Steven is obviously livetweeting the discussion, and “symbiosis” is key to understanding the theorist’s argument. Note that Steven defines the term, then includes the page number in the text as a reference (it’s not quite MLA, but it’s the right idea). While this tweet is limited in its application — i.e., it really only helps his class — it still adds to the conversation using the proper literacy of Twitter.
Having a dialog on Twitter is also an excellent use of the service.
— Carol Williams (@Beckiewilliams6)
Notice how Carol responds to my question. The only aspect I would add to her answer would be a link or a page reference for additional support. Her response also contains a typo, but kept at a minimum, these won’t affect your grade.
If you are not interacting on Twitter, it becomes just another place to post what might be random snippets from your life. The most useful aspects of Twitter engage the material and each other. Think of Twitter as participating in a community interest: in class, that is learning the material. Sharing through quality posts is one way of participating in your own education.
Have other or better examples? Questions? Comments? Let know below, or reach me via Twitter.
Weekly Twitter posts will be evaluated in the following way:
- 9-10: Tweets are quality; Tweets well more than the average quantity; Tweets add to the discussion by engaging class material: linking beyond or referencing texts; Tweets encourage dialog, ask questions, or discuss them; Tweets are literate, using the conventions of Twitter correctly and consistently;
- 8: Tweets are generally quality; Tweets more than the average quantity; Tweets add to the discussion by participating: retweeting or livetweeting lecture or discussion; Tweets encourage dialog; Tweets reply to discussions; Tweets are generally literate, using the conventions of Twitter correctly and consistently;
- 7: Tweets are sometimes quality; Tweets the average quantity; Tweets attempt to add to the discussion, but often just point out the obvious or have no context or support; Tweets seem to stand on their own, not encouraging further discussion; Tweets occasionally respond to others; Tweets are generally literate, but sometimes sloppy and inconsistent;
- 6: Tweets are rarely quality; Tweets below the average quantity; Tweets do not add to the discussion, repeat obvious points, and sometimes seem like non-sequitors; Tweets are rarely supported with links or references; Tweets seem to ignore context or discussion (maybe because of infrequent use), or might discourage conversation; Tweets do not generally respond to others; Tweets are generally sloppy and error-prone;

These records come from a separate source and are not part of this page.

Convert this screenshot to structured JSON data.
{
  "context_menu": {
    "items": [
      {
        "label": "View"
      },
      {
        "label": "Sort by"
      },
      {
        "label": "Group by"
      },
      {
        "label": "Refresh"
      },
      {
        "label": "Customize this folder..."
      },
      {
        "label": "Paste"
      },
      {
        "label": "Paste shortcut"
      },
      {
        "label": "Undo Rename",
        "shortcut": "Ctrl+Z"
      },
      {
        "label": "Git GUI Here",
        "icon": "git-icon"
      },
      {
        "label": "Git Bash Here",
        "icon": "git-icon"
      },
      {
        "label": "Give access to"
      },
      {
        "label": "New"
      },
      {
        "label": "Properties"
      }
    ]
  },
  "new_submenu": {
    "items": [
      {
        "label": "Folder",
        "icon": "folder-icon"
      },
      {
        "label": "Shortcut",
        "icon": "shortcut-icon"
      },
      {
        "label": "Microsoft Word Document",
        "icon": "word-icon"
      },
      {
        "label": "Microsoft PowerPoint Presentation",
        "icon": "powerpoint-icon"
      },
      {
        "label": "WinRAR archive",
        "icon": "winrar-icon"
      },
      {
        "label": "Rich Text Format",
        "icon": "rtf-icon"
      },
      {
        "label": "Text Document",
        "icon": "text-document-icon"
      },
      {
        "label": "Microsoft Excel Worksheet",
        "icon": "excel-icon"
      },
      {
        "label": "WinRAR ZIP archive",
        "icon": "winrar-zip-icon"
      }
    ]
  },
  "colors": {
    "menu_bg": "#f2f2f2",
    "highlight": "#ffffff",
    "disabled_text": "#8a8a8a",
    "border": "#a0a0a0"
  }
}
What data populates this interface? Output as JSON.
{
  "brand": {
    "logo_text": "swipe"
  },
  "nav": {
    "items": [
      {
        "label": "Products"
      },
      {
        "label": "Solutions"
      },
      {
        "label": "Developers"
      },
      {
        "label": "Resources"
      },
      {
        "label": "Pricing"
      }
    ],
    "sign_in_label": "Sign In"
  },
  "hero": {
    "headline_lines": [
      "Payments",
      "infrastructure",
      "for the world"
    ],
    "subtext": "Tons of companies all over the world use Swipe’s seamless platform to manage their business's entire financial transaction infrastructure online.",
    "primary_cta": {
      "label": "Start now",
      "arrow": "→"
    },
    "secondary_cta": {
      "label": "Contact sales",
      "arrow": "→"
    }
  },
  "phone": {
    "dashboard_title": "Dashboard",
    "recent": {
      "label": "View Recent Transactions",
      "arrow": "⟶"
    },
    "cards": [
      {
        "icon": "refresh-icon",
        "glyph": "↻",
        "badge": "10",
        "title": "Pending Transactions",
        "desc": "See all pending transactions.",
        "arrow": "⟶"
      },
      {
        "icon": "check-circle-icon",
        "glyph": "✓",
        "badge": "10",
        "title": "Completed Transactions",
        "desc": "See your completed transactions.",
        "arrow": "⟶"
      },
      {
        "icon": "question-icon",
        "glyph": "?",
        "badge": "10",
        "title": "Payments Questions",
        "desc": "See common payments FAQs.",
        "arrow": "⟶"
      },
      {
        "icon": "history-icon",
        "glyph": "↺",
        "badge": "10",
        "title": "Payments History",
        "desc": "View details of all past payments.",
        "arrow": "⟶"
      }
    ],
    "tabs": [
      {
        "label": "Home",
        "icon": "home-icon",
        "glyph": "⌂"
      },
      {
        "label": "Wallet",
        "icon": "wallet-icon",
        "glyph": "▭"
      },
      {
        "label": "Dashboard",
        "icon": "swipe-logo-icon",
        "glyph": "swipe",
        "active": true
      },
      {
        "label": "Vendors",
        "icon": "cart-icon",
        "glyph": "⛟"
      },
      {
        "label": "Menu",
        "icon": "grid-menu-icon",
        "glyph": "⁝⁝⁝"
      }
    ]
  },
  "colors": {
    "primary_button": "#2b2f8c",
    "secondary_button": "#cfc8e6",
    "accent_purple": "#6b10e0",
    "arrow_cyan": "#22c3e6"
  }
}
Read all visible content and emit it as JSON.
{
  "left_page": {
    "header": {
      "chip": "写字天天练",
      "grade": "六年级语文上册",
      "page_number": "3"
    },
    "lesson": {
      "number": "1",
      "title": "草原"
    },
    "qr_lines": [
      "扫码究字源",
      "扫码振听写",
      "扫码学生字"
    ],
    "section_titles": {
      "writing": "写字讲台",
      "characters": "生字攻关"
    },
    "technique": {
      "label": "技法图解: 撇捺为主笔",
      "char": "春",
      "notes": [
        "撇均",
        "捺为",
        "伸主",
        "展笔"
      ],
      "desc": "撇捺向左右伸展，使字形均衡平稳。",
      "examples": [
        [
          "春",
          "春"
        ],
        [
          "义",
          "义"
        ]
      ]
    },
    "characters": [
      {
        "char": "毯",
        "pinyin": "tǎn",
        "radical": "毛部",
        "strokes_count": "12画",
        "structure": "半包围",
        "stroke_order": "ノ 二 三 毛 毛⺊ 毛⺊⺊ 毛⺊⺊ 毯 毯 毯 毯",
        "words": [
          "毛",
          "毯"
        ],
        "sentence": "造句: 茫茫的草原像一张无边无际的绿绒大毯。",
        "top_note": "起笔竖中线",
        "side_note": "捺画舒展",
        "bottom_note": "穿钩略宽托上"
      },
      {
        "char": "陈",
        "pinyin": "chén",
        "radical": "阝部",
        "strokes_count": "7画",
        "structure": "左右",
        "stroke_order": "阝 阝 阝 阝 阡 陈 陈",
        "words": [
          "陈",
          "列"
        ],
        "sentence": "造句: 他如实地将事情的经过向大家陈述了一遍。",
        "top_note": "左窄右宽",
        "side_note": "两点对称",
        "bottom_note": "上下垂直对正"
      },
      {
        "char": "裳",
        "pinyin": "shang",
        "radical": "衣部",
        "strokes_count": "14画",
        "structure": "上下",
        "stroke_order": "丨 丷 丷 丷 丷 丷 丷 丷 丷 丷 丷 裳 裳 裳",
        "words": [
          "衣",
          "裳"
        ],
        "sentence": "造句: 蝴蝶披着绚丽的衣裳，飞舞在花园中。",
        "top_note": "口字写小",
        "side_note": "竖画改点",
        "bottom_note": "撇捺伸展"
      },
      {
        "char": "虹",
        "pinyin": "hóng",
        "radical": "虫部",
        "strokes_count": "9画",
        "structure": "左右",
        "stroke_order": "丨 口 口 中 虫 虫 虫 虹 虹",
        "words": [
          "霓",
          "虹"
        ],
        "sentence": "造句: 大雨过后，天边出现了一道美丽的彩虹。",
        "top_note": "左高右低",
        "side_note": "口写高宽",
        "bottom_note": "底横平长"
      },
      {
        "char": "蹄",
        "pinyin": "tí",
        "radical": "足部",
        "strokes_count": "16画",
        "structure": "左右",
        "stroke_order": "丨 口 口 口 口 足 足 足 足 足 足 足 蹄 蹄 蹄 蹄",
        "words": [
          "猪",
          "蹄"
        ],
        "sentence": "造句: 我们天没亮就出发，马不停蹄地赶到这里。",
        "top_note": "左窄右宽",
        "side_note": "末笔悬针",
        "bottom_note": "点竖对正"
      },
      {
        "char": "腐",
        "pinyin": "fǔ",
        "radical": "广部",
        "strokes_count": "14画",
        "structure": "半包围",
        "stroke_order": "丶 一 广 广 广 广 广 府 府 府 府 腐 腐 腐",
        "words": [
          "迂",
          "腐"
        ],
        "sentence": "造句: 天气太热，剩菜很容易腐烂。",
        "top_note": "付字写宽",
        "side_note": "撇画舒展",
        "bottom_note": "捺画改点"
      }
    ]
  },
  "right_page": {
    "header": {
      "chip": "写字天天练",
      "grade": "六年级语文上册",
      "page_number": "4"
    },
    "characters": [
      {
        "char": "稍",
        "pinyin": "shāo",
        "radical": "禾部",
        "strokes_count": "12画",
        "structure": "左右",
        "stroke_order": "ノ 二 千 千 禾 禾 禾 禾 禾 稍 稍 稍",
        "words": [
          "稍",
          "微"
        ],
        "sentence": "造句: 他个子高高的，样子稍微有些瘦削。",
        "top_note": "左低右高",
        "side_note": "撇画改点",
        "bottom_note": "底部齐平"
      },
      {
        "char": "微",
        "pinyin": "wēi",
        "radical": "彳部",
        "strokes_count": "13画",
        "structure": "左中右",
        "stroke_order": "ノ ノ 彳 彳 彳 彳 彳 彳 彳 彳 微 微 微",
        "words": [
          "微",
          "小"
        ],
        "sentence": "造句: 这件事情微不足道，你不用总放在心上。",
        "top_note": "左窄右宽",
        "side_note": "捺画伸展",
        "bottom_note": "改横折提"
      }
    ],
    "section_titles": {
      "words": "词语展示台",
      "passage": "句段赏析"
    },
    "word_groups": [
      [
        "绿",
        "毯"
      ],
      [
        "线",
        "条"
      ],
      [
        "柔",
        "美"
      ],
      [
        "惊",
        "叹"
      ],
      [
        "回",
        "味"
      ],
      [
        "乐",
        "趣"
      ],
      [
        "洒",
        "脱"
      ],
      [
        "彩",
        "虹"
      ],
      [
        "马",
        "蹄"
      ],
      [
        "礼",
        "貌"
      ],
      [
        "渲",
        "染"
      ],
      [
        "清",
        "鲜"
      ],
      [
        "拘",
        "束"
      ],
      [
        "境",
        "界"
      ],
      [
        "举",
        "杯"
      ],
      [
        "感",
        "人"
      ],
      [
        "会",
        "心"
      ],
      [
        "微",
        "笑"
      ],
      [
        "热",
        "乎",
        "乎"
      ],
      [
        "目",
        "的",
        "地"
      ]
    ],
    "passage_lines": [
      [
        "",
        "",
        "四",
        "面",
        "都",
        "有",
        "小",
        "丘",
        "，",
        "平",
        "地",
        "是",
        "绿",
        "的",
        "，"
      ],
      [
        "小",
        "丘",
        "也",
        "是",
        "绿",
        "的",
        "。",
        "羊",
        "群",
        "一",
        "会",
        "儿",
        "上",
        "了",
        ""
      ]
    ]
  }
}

- 1-5: Tweets are not quality; Tweets well below the class average; Tweets distract from the discussion, and seem to have little or no grasp of the context or conversation; Tweets are not supported — no external references; Tweets ignore discussions or responses, perhaps by not using the system frequently enough; Tweets might be rude or inconsiderate; Tweets are illiterate.
For a discussion of Disqus grading, see Forum Directions.